Jackson Sanitarium was originally built in 1854 by Nathaniel Bingham to take advantage of the renowned healing waters of the village. His health made him bow out of the project, and it fell through and failed in various hands until Dr. James Caleb Jackson, a life long advocate of hydropathy, took over. Renamed "Our Home on the Hillside," Dr. Jackson also encouraged his patients to eat properly in addition to water treatments. No red meat, sugar, coffee, tea, alcohol, or tobacco were permitted at Our Home on the Hillside; instead, the emphasis was on fruits, vegetables, and unprocessed grain - serving patients Granula. The world's first breakfast cereal was comprised of dense bran nuggets that had to be soaked overnight in order to be chewable. For several decades the manufacture and sale of Granula was a lucrative sideline. Three degrees of separation: Ellen G White visits Jackson Sanitarium - Creates the Seventh Day Adventist religion - John Kellogg was a member of the church.

"John Kellogg was devoted to creating healthy food items for his patients. In 1887, he developed a biscuit made of oats, wheat and corn meal. He called a ground-up version of this biscuit Granula. Word of the great new food item quickly spread. When it reached Dr. Jackson, he considered his own Granula and sued his colleague for infringement on his brand name. A settlement was reached and the name was changed to granola, with an O." (http://www.mrbreakfast.com/article.asp?articleid=13)

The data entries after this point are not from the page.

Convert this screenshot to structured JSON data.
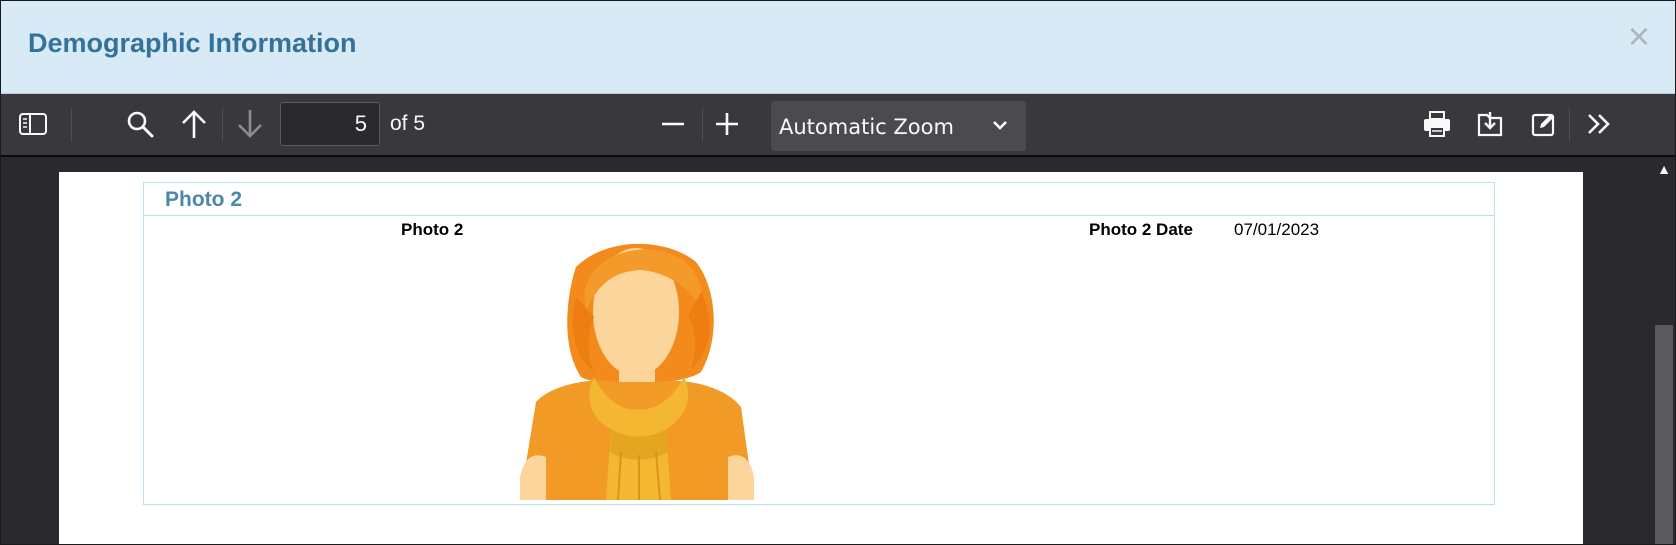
{
  "modal": {
    "title": "Demographic Information",
    "close_label": "×"
  },
  "toolbar": {
    "page_number": "5",
    "page_of": "of 5",
    "zoom_label": "Automatic Zoom",
    "icons": [
      "sidebar-toggle-icon",
      "search-icon",
      "previous-page-icon",
      "next-page-icon",
      "zoom-out-icon",
      "zoom-in-icon",
      "print-icon",
      "download-icon",
      "edit-icon",
      "more-tools-icon"
    ]
  },
  "document": {
    "section_title": "Photo 2",
    "photo_label": "Photo 2",
    "photo_date_label": "Photo 2 Date",
    "photo_date_value": "07/01/2023"
  },
  "colors": {
    "header_bg": "#d8eaf5",
    "title": "#34729a",
    "toolbar_bg": "#38383d",
    "section_border": "#b9e0ee",
    "hair": "#f28a1c",
    "shirt": "#f29a26",
    "scarf": "#f4b731"
  }
}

After the Civil War, wealthy people came from miles around to bathe in the medicinal waters that promised to revive their spirits and their health. Our Home on the Hillside was a popular site on the lecture circuit; Frederick Douglass, Susan B. Anthony, Elizabeth Cady Stanton, and Horace Greeley all spoke at the site. Topping the list was Clara Barton, who returned in 1876, physically exhausted from years of non-stop travel and work, to recuperate at Our Home.


By the end of the 1870's, the aging James Caleb Jackson (who died in 1895) turned over his duties at Our Home on the Hillside to his son and daughter-in-law; Drs. James H. and Kate J. Jackson. In June 1882, a fire completely destroyed the main building of Our Home, causing much fear that the water cure was history. However, in October 1883 the Jacksons opened their new, larger, fireproof brick facility, the Jackson Sanatorium. The water cure thrived for several more decades, but Jackson Health Resort declared bankruptcy in 1914. For a short time after World War I, the Army used the building as a psychiatric hospital for veterans, after which a number of largely unsuccessful attempts were made to re-establish the health resort. -(http://dansville.lib.ny.us/historyo.html#castle)

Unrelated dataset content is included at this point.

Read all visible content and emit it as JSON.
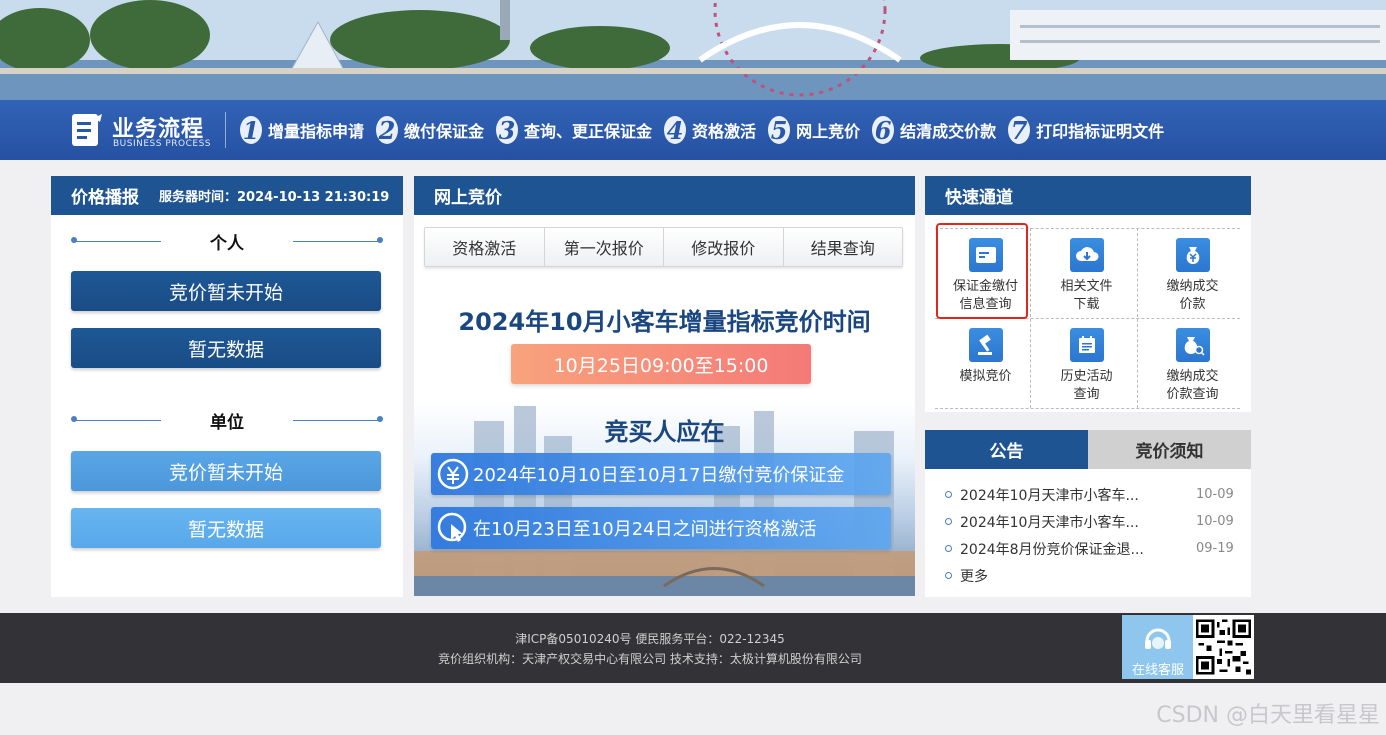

In 1929 Bernarr MacFadden purchased Jackson Sanitarium, refurbished and converted it into a resort hotel, renaming it the Physical Culture Hotel. The hotel offered a number of health therapies but also emphasized recreation and social activities such as swimming, sunbathing, tennis, and dancing. It offered top quality accomodations in every way and was "the place" for celebrities and the wealthy to visit to relax and "get away from it all." Under Macfadden's ownership, the Physical Culture Hotel regained much of its former renown. (http://www.bernarrmacfadden.com/macfadden1.html)


After Macfadden's death in 1955, the hotel was acquired by New York City hotelier William Fromcheck, and operated as "Bernarr Macfadden's Castle on the Hill". But once again, a decline in popularity set in, and this time it was irreversible. The end came in 1971, when the doors of the health spa closed for the last time.



Unexpectedly (because I was not aware anyone was trying to save it) in January 2008, the Sanitarium was awarded $2.5 million from the state for restoration. The funds will be used to rehabilitate the interior of the building, renovate the exterior and reinstate public utilities to the property making it available for planned development. I can't find any information about any specific group taking over the project, or what the plans may be. *editorial note* It's going to take far more than $2.5 million to help that place...I can't believe it's even structurally sound. But hey good for them...*/end*


*edit* On 10-7-09 I received an email from the great-great-great grandson of James Caleb Jackson (how cool is that?!), who pointed out that the building was never a "sanitarium" as I call it above, but a "sanatorium" as the advertisement shows. I was not aware of the difference, now I know, and just wanted to point that out at his request. :)


historic images